The San Francisco Giants are three games into the 2011 season, and they’re still partying like it’s 2010.
Not the players, mind you. But the celebration roars on for the fans, and for the worship of a silver trophy that stands 24 inches tall.
“The holy grail,” said Bill Neukom, the Giants’ chief executive officer.
The Giants sold World Series memorabilia by the truckload, and yet the most wanted artifact was the one that was not for sale. The championship trophy was the official manifestation of that glorious eradication of half a century of frustration.
When more than 1 million fans crammed into the streets of San Francisco for the championship parade, club officials were startled — not by the raucous ovations for Tim Lincecum or Buster Posey, but by the awe and reverence that greeted the trophy.

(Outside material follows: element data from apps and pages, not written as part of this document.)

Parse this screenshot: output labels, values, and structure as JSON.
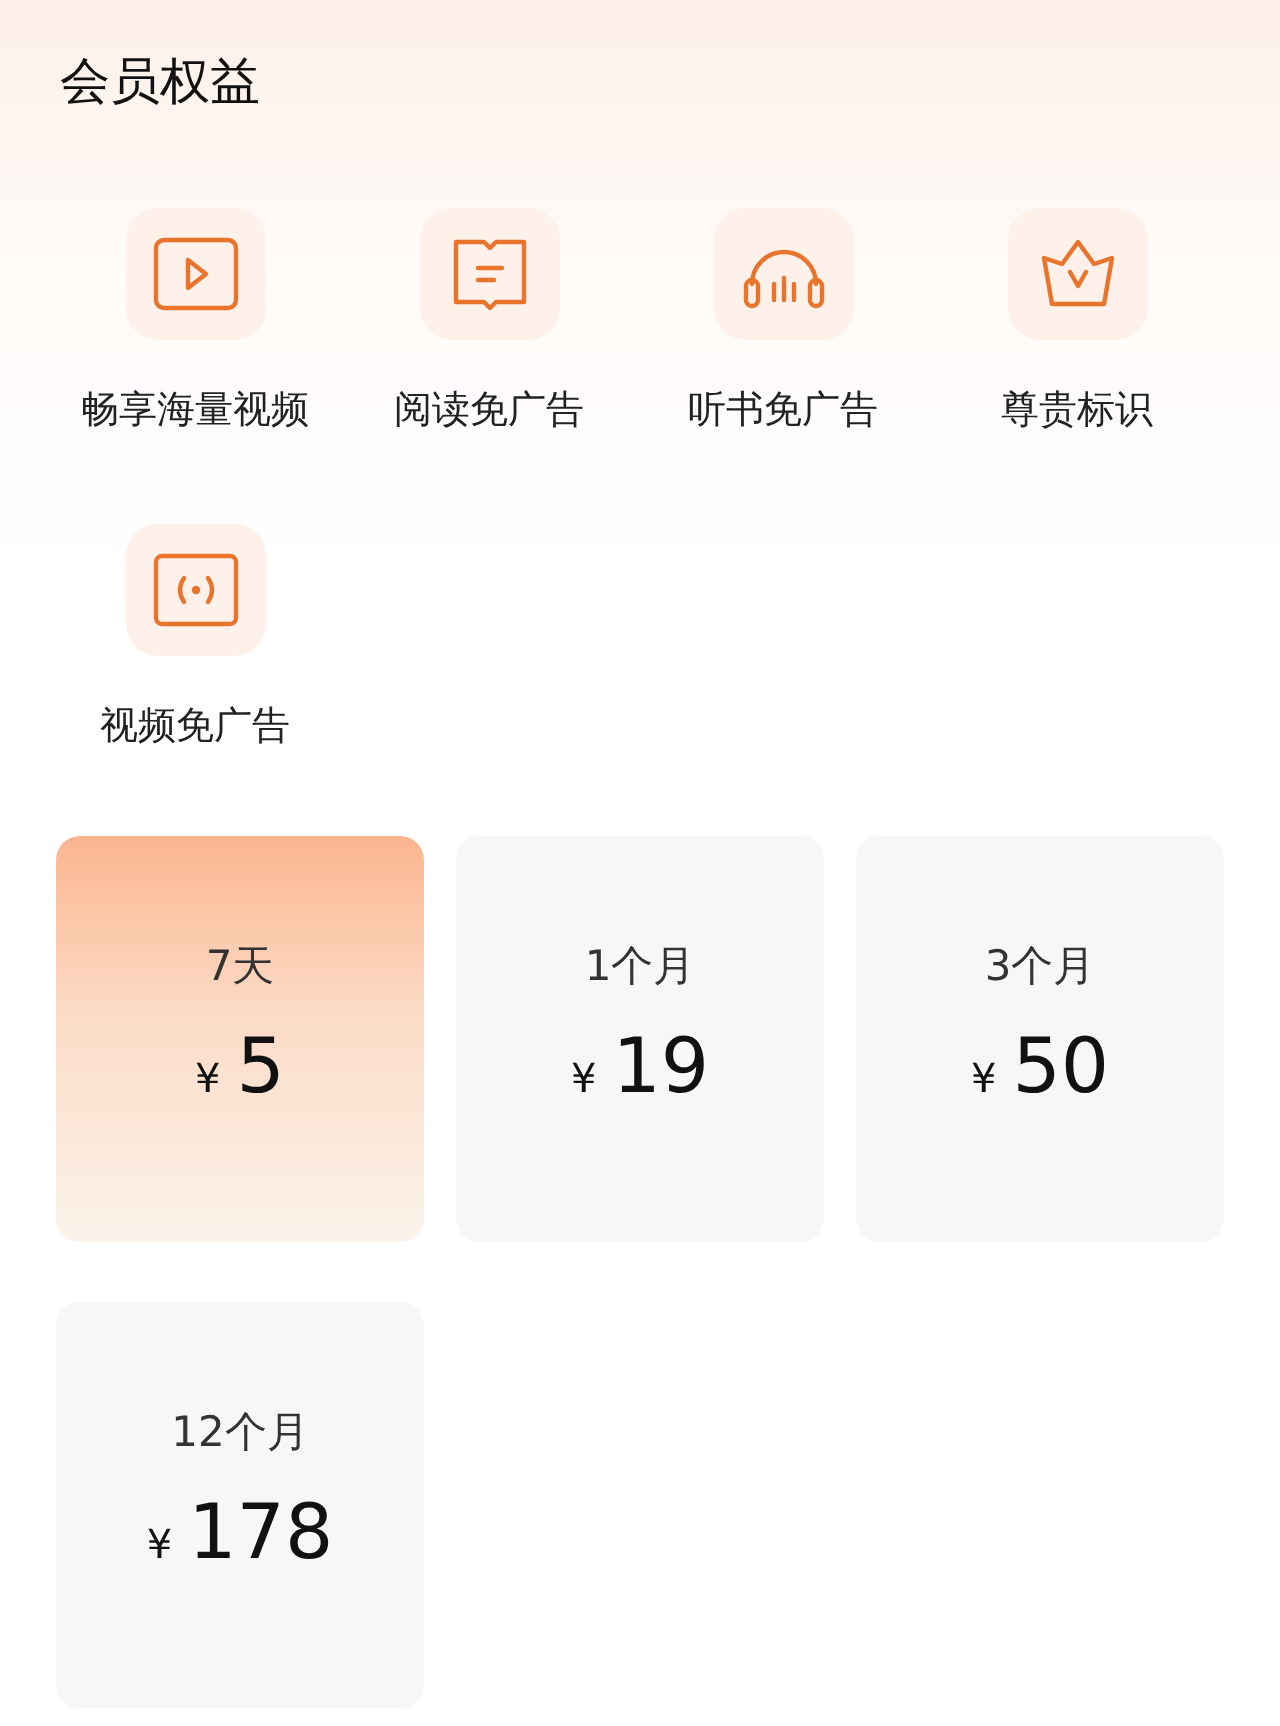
{
  "title": "会员权益",
  "benefits": [
    {
      "kind": "video",
      "label": "畅享海量视频"
    },
    {
      "kind": "book",
      "label": "阅读免广告"
    },
    {
      "kind": "headphones",
      "label": "听书免广告"
    },
    {
      "kind": "crown",
      "label": "尊贵标识"
    },
    {
      "kind": "broadcast",
      "label": "视频免广告"
    }
  ],
  "plans": [
    {
      "duration": "7天",
      "currency": "¥",
      "price": "5",
      "selected": true
    },
    {
      "duration": "1个月",
      "currency": "¥",
      "price": "19",
      "selected": false
    },
    {
      "duration": "3个月",
      "currency": "¥",
      "price": "50",
      "selected": false
    },
    {
      "duration": "12个月",
      "currency": "¥",
      "price": "178",
      "selected": false
    }
  ]
}
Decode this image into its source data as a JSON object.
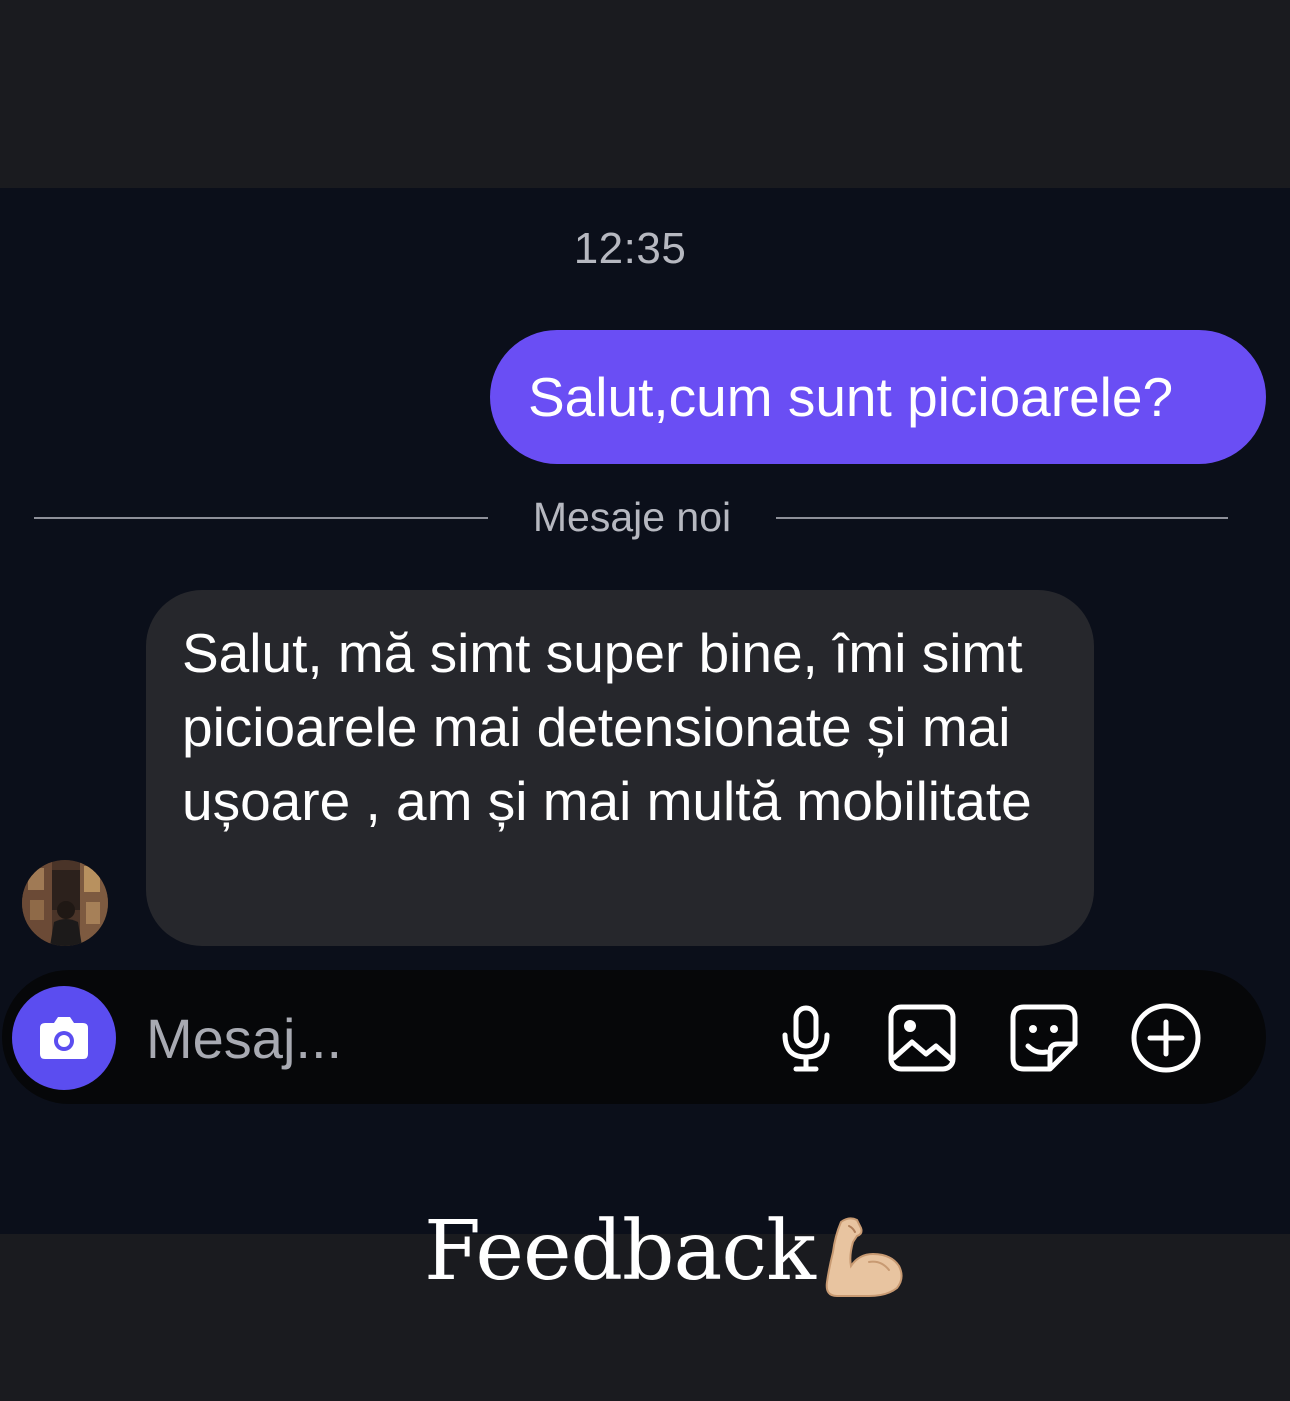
{
  "chat": {
    "timestamp": "12:35",
    "sent_message": "Salut,cum sunt picioarele?",
    "divider_label": "Mesaje noi",
    "received_message": "Salut, mă simt super bine, îmi simt picioarele mai detensionate și mai ușoare , am și mai multă mobilitate"
  },
  "composer": {
    "placeholder": "Mesaj...",
    "icons": [
      "camera-icon",
      "microphone-icon",
      "gallery-icon",
      "sticker-icon",
      "plus-icon"
    ]
  },
  "caption": {
    "text": "Feedback",
    "emoji": "flexed-biceps"
  },
  "colors": {
    "sent_bubble": "#6a4ef4",
    "received_bubble": "#26272c",
    "chat_background": "#0b0f1a",
    "camera_button": "#5b4df0"
  }
}
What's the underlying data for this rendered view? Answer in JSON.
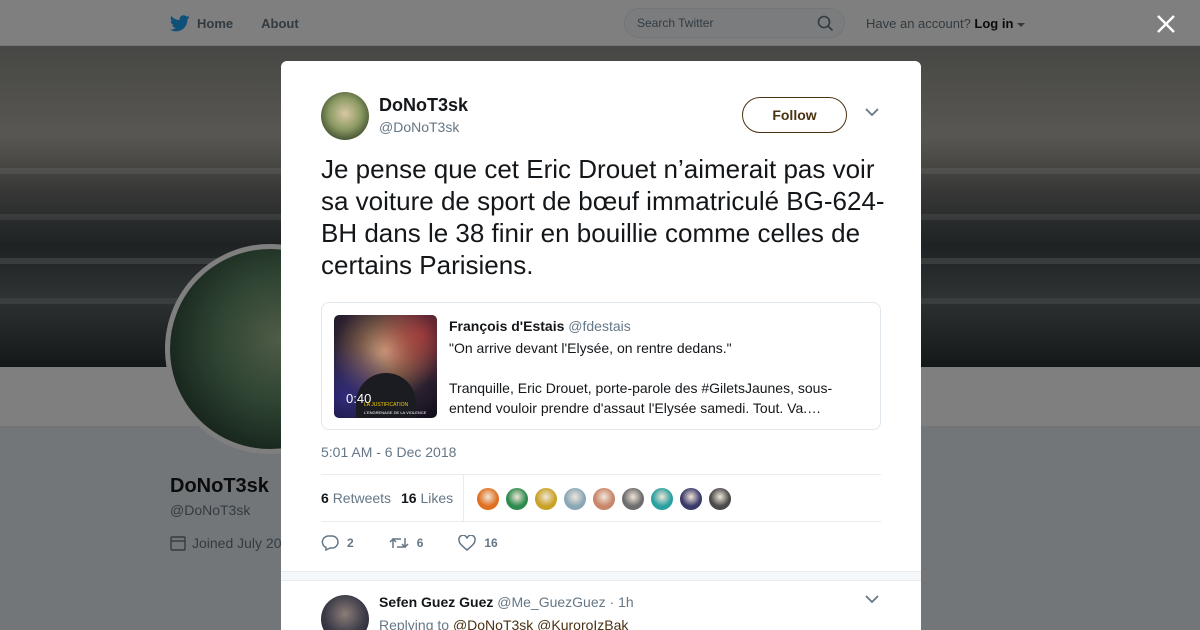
{
  "nav": {
    "home_label": "Home",
    "about_label": "About",
    "search_placeholder": "Search Twitter",
    "account_prefix": "Have an account?",
    "login_label": "Log in"
  },
  "background_profile": {
    "name": "DoNoT3sk",
    "handle": "@DoNoT3sk",
    "joined": "Joined July 20"
  },
  "tweet": {
    "author_name": "DoNoT3sk",
    "author_handle": "@DoNoT3sk",
    "follow_label": "Follow",
    "text": "Je pense que cet Eric Drouet n’aimerait pas voir sa voiture de sport de bœuf immatriculé BG-624-BH dans le 38 finir en bouillie comme celles de certains Parisiens.",
    "quote": {
      "name": "François d'Estais",
      "handle": "@fdestais",
      "line1": "\"On arrive devant l'Elysée, on rentre dedans.\"",
      "line2": "Tranquille, Eric Drouet, porte-parole des #GiletsJaunes, sous-entend vouloir prendre d'assaut l'Elysée samedi. Tout. Va.…",
      "video_duration": "0:40",
      "video_caption_1": "LA JUSTIFICATION",
      "video_caption_2": "L'ENGRENAGE DE LA VIOLENCE"
    },
    "timestamp": "5:01 AM - 6 Dec 2018",
    "retweets_count": "6",
    "retweets_label": "Retweets",
    "likes_count": "16",
    "likes_label": "Likes",
    "likers_colors": [
      "#e07020",
      "#2e8b4f",
      "#c9a227",
      "#8aa7b8",
      "#c8866a",
      "#6d6d6d",
      "#2aa0a0",
      "#3a3a6a",
      "#4a4a4a"
    ],
    "reply_count": "2",
    "retweet_action_count": "6",
    "like_action_count": "16"
  },
  "reply": {
    "name": "Sefen Guez Guez",
    "handle": "@Me_GuezGuez",
    "time": "1h",
    "replying_prefix": "Replying to",
    "mention_1": "@DoNoT3sk",
    "mention_2": "@KuroroIzBak"
  }
}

Fathers hoisted sons atop shoulders, pushing forward for a better view of the trophy. Mothers waved pictures of dead relatives in its direction.
“It’s not just a piece of hardware that symbolizes a victory,” Giants President Larry Baer said. “It symbolized months and years of people going to games together, of generations bonding together, a shared experience for so many.”
The Giants landed on the shores of San Francisco in 1958, but never had they won the grand prize — not at Seals Stadium or Candlestick Park, not at Pacific Bell Park or SBC Park.
All that pent-up jubilation could not be spent in one day. No sooner had the parade ended than the calls and e-mails started, requests from fans far and wide for the trophy to make an appearance in their town.
So the Giants put the trophy on tour, happy to share the spoils of victory with a victory-starved fan base, not really sure what to expect.
They got a clue on the first stop, in Sacramento. Staci Slaughter, the Giants’ vice president of communications, had told her father to come say hello on the day the trophy went on display at the State Capitol.
Her father works across the street, but the lines were so long that he finally called to say he could not get into the building.
“Even the Senate sergeant at arms was gracious about the whole thing,” Slaughter said. “And he was a Dodger fan.”
The trophy traveled all over the San Francisco Bay Area, north into Oregon, east into Nevada, south to San Luis Obispo.
“It’s always been a Dodger place,” said Giants broadcaster Mike Krukow, who has lived in San Luis Obispo for 21 years, “but there was a lot of orange and black that day.”
The trophy traveled to New York, the ancestral home of the Giants. Baer sat in Seat 2A on a flight from San Francisco. The trophy sat in Seat 2B, and Baer finally had to walk through the cabin with it so as to keep order in the skies.
“People were jumping over seats to get a picture,” he said.
In New York, the Giants took the trophy to the elementary school on the site where the Polo Grounds once stood, and where their greatest player graced center field.
Willie Mays came too. So did Posey, although he admits he cannot entirely comprehend the emotions of the fans that told him how they had waited 56 years for this moment, to see this trophy.
“I can’t,” Posey said, “since I’m only 24.”
The trophy has made 50 stops, with more to come. It has traveled 20,000 miles, with more than 100,000 fans posing alongside for a picture.
“It’s like a rock star,” Slaughter said, “but it doesn’t talk back to you, and you can schedule it whenever you want.”
The road show continued into this spring. Brian Wilson, the Giants’ colorful closer, marched the trophy to Twitter headquarters.
In May, the Giants will fly the trophy to New York, to the town of Rome, where the franchise was founded as the Troy City Trojans in 1879. The trophy also will spend a day with each of the Giants’ minor league affiliates.
And then, someday, the Giants might actually have time to get the trophy engraved.
You see, none of those thousands upon thousands of fans has taken a picture with a trophy that carries the inscription of the Giants as World Series champions. The Giants happily accepted the generic trophy from Bud Selig in the visiting clubhouse in Texas on the first day of November, and the engraving had to wait for the delirium to subside.
It might be difficult for Dodgers fans to take comfort in any of this, except for Slaughter’s explanation of why the Giants have been so careful in planning the tour for their trophy.
“It’s the only one we have,” she said.